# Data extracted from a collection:
-*-*-

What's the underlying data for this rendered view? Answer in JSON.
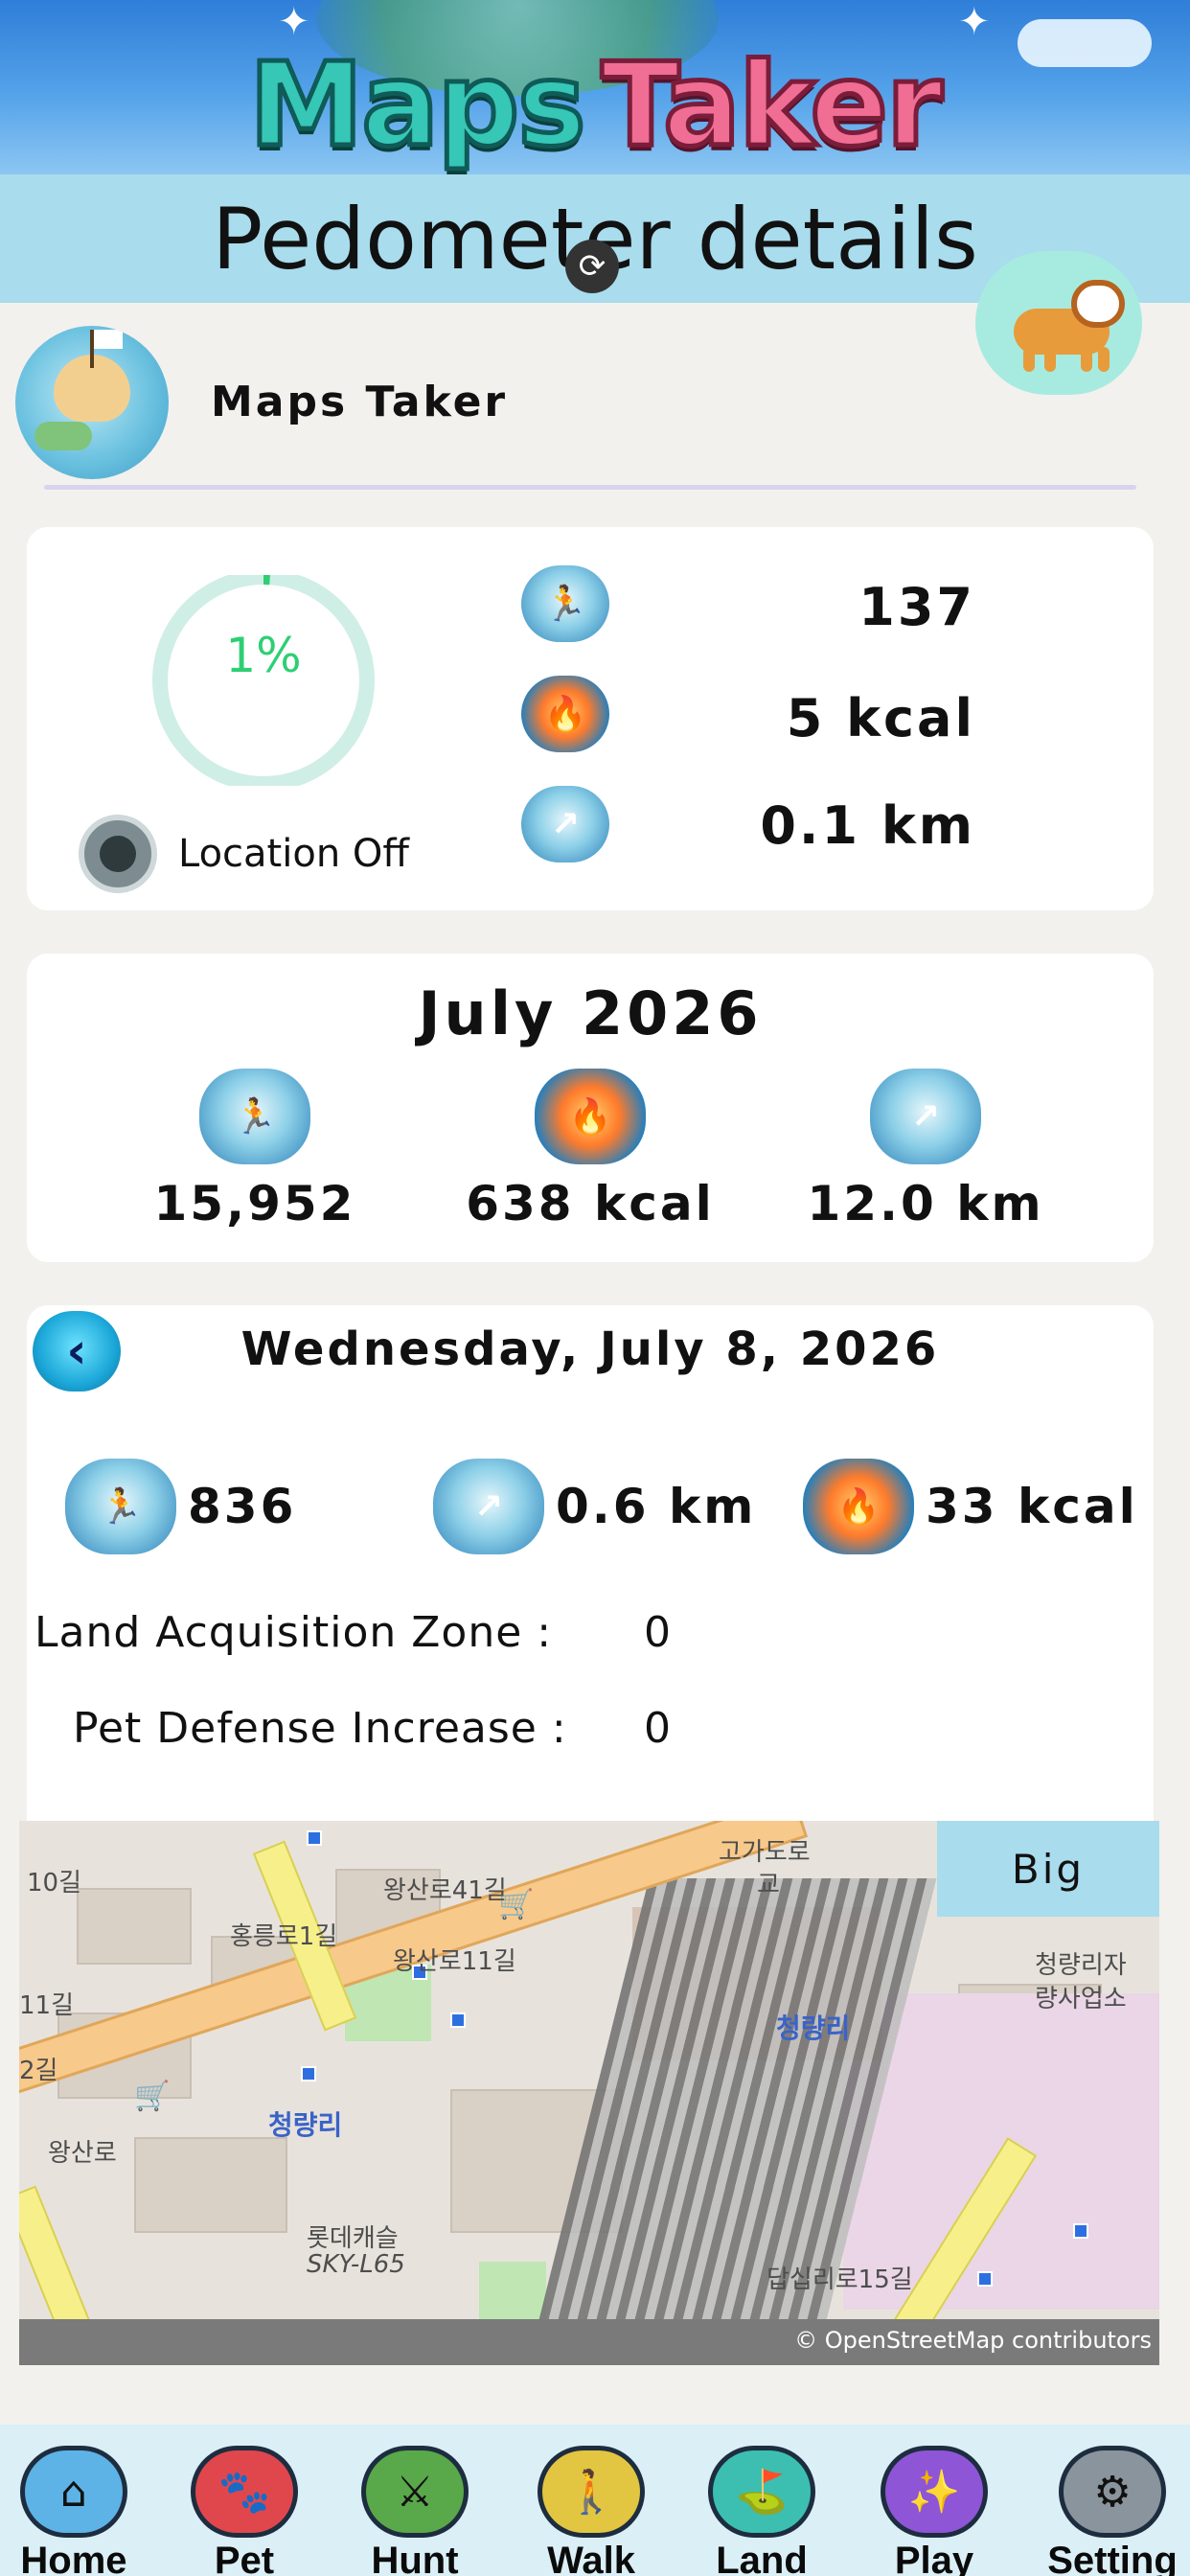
{
  "banner": {
    "word1": "Maps",
    "word2": "Taker"
  },
  "page_title": "Pedometer details",
  "profile": {
    "name": "Maps Taker"
  },
  "today": {
    "progress_percent": 1,
    "progress_label": "1%",
    "location_status": "Location Off",
    "steps": "137",
    "calories": "5 kcal",
    "distance": "0.1 km"
  },
  "month": {
    "title": "July 2026",
    "steps": "15,952",
    "calories": "638 kcal",
    "distance": "12.0 km"
  },
  "day": {
    "date": "Wednesday, July 8, 2026",
    "steps": "836",
    "distance": "0.6 km",
    "calories": "33 kcal",
    "land_zone_label": "Land Acquisition Zone :",
    "land_zone_value": "0",
    "pet_defense_label": "Pet Defense Increase :",
    "pet_defense_value": "0"
  },
  "map": {
    "big_button": "Big",
    "attribution": "© OpenStreetMap contributors",
    "labels": [
      "10길",
      "왕산로41길",
      "홍릉로1길",
      "고가도로",
      "교",
      "청량리자",
      "량사업소",
      "11길",
      "2길",
      "왕산로",
      "청량리",
      "롯데캐슬",
      "SKY-L65",
      "답십리로15길",
      "왕산로11길",
      "청량리"
    ]
  },
  "bottom_nav": {
    "items": [
      {
        "label": "Home",
        "icon": "home-icon"
      },
      {
        "label": "Pet",
        "icon": "pet-icon"
      },
      {
        "label": "Hunt",
        "icon": "hunt-icon"
      },
      {
        "label": "Walk",
        "icon": "walk-icon"
      },
      {
        "label": "Land",
        "icon": "land-icon"
      },
      {
        "label": "Play",
        "icon": "play-icon"
      },
      {
        "label": "Setting",
        "icon": "setting-icon"
      }
    ]
  },
  "colors": {
    "header_bg": "#a9dced",
    "progress_green": "#2ecf74",
    "ring_track": "#cfeee6",
    "nav_bg": "#dbeff6"
  }
}
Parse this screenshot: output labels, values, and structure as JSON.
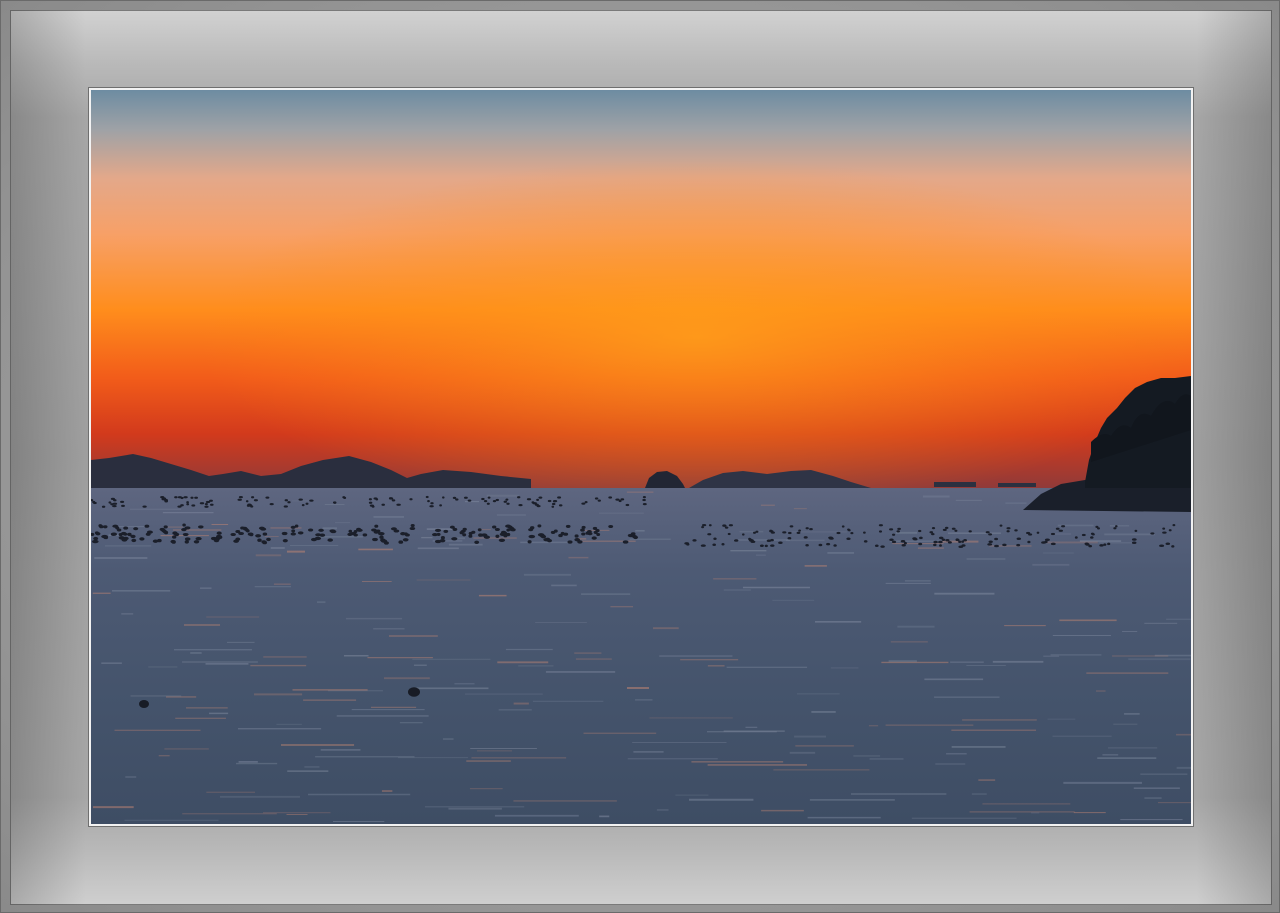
{
  "scene": {
    "subject": "sunset-over-sea",
    "colors": {
      "sky_top": "#6f8ea3",
      "sky_mid": "#f3a47a",
      "sky_glow": "#ff8a14",
      "horizon": "#e6401a",
      "sea": "#4a5870",
      "silhouette": "#1c2230"
    }
  }
}
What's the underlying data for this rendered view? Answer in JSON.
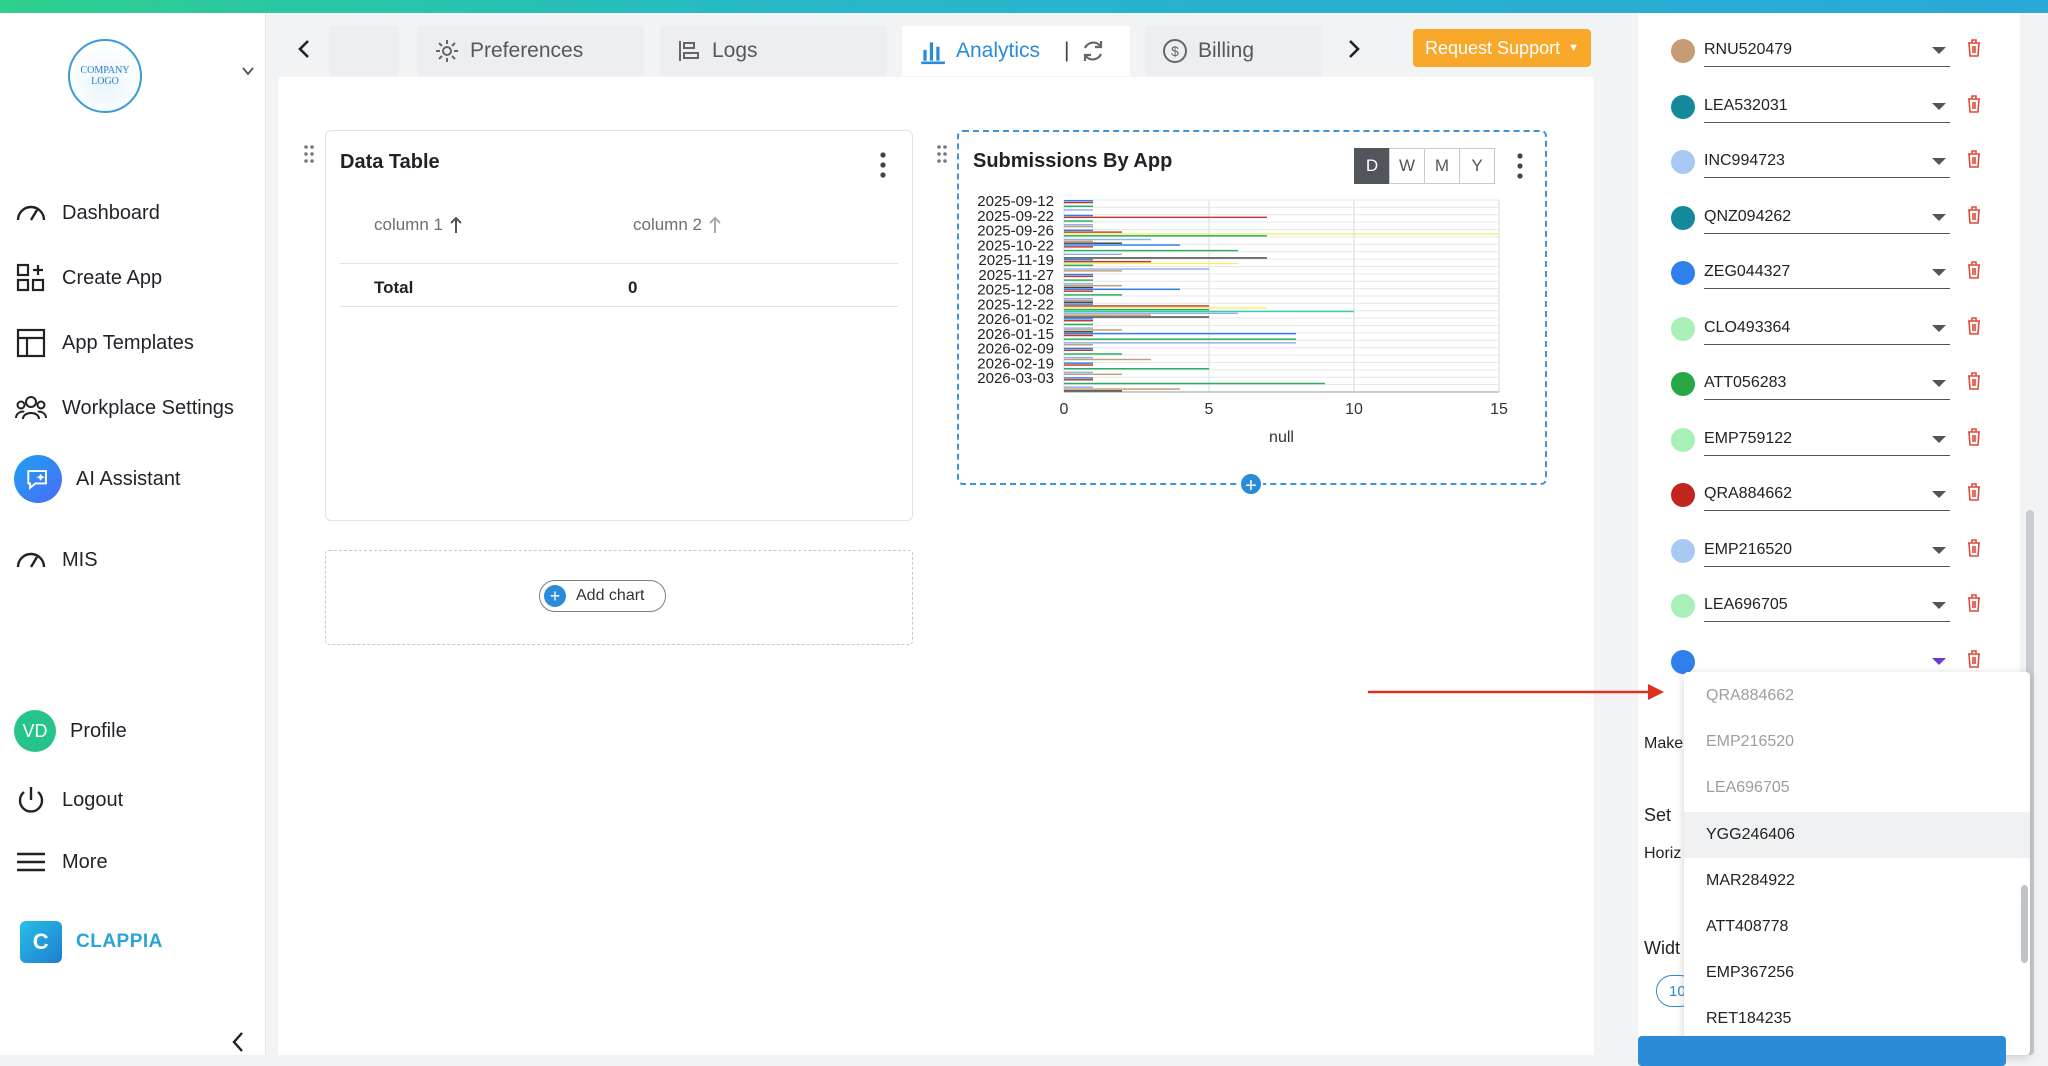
{
  "sidebar": {
    "logo_text": "COMPANY LOGO",
    "items": [
      {
        "label": "Dashboard"
      },
      {
        "label": "Create App"
      },
      {
        "label": "App Templates"
      },
      {
        "label": "Workplace Settings"
      },
      {
        "label": "AI Assistant"
      },
      {
        "label": "MIS"
      },
      {
        "label": "Profile",
        "initials": "VD"
      },
      {
        "label": "Logout"
      },
      {
        "label": "More"
      }
    ],
    "brand": "CLAPPIA"
  },
  "tabs": {
    "items": [
      {
        "label": ""
      },
      {
        "label": "Preferences"
      },
      {
        "label": "Logs"
      },
      {
        "label": "Analytics"
      },
      {
        "label": "Billing"
      }
    ],
    "request_support": "Request Support"
  },
  "data_table": {
    "title": "Data Table",
    "columns": [
      "column 1",
      "column 2"
    ],
    "total_label": "Total",
    "total_value": "0"
  },
  "add_chart": "Add chart",
  "chart": {
    "title": "Submissions By App",
    "periods": [
      "D",
      "W",
      "M",
      "Y"
    ],
    "active_period": "D"
  },
  "chart_data": {
    "type": "bar",
    "orientation": "horizontal",
    "title": "Submissions By App",
    "xlabel": "null",
    "xlim": [
      0,
      15
    ],
    "xticks": [
      "0",
      "5",
      "10",
      "15"
    ],
    "categories": [
      "2025-09-12",
      "2025-09-22",
      "2025-09-26",
      "2025-10-22",
      "2025-11-19",
      "2025-11-27",
      "2025-12-08",
      "2025-12-22",
      "2026-01-02",
      "2026-01-15",
      "2026-02-09",
      "2026-02-19",
      "2026-03-03"
    ],
    "series": [
      {
        "color": "#2f80ed",
        "values": [
          1,
          1,
          1,
          4,
          1,
          1,
          4,
          1,
          1,
          8,
          1,
          1,
          1
        ]
      },
      {
        "color": "#c0392b",
        "values": [
          1,
          7,
          2,
          1,
          3,
          1,
          1,
          5,
          1,
          1,
          1,
          1,
          1
        ]
      },
      {
        "color": "#f4f06b",
        "values": [
          0,
          0,
          15,
          0,
          6,
          0,
          0,
          7,
          0,
          0,
          0,
          0,
          0
        ]
      },
      {
        "color": "#27ae60",
        "values": [
          1,
          1,
          7,
          6,
          1,
          1,
          2,
          5,
          1,
          8,
          2,
          5,
          9
        ]
      },
      {
        "color": "#2dd4a6",
        "values": [
          0,
          0,
          0,
          0,
          0,
          0,
          0,
          10,
          0,
          0,
          0,
          0,
          0
        ]
      },
      {
        "color": "#8fb0e8",
        "values": [
          1,
          1,
          3,
          2,
          5,
          1,
          1,
          6,
          1,
          8,
          1,
          1,
          1
        ]
      },
      {
        "color": "#c69c72",
        "values": [
          0,
          1,
          1,
          0,
          2,
          2,
          1,
          3,
          2,
          1,
          3,
          2,
          4
        ]
      },
      {
        "color": "#444444",
        "values": [
          0,
          0,
          2,
          7,
          0,
          1,
          1,
          5,
          1,
          0,
          0,
          0,
          2
        ]
      }
    ]
  },
  "panel": {
    "rows": [
      {
        "value": "RNU520479",
        "color": "#c69c72"
      },
      {
        "value": "LEA532031",
        "color": "#13899a"
      },
      {
        "value": "INC994723",
        "color": "#a9c9f5"
      },
      {
        "value": "QNZ094262",
        "color": "#13899a"
      },
      {
        "value": "ZEG044327",
        "color": "#2f80ed"
      },
      {
        "value": "CLO493364",
        "color": "#a8efb8"
      },
      {
        "value": "ATT056283",
        "color": "#27a844"
      },
      {
        "value": "EMP759122",
        "color": "#a8efb8"
      },
      {
        "value": "QRA884662",
        "color": "#c0261e"
      },
      {
        "value": "EMP216520",
        "color": "#a9c9f5"
      },
      {
        "value": "LEA696705",
        "color": "#a8efb8"
      },
      {
        "value": "",
        "color": "#2f80ed"
      }
    ],
    "label_make": "Make",
    "label_set": "Set",
    "label_horiz": "Horiz",
    "label_width": "Widt",
    "width_value": "10"
  },
  "dropdown": {
    "options": [
      {
        "label": "QRA884662",
        "disabled": true
      },
      {
        "label": "EMP216520",
        "disabled": true
      },
      {
        "label": "LEA696705",
        "disabled": true
      },
      {
        "label": "YGG246406",
        "disabled": false
      },
      {
        "label": "MAR284922",
        "disabled": false
      },
      {
        "label": "ATT408778",
        "disabled": false
      },
      {
        "label": "EMP367256",
        "disabled": false
      },
      {
        "label": "RET184235",
        "disabled": false
      }
    ]
  }
}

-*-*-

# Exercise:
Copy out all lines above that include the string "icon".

# Expected answer:
        "icon": "home-icon"
        "icon": "pet-icon"
        "icon": "hunt-icon"
        "icon": "walk-icon"
        "icon": "land-icon"
        "icon": "play-icon"
        "icon": "setting-icon"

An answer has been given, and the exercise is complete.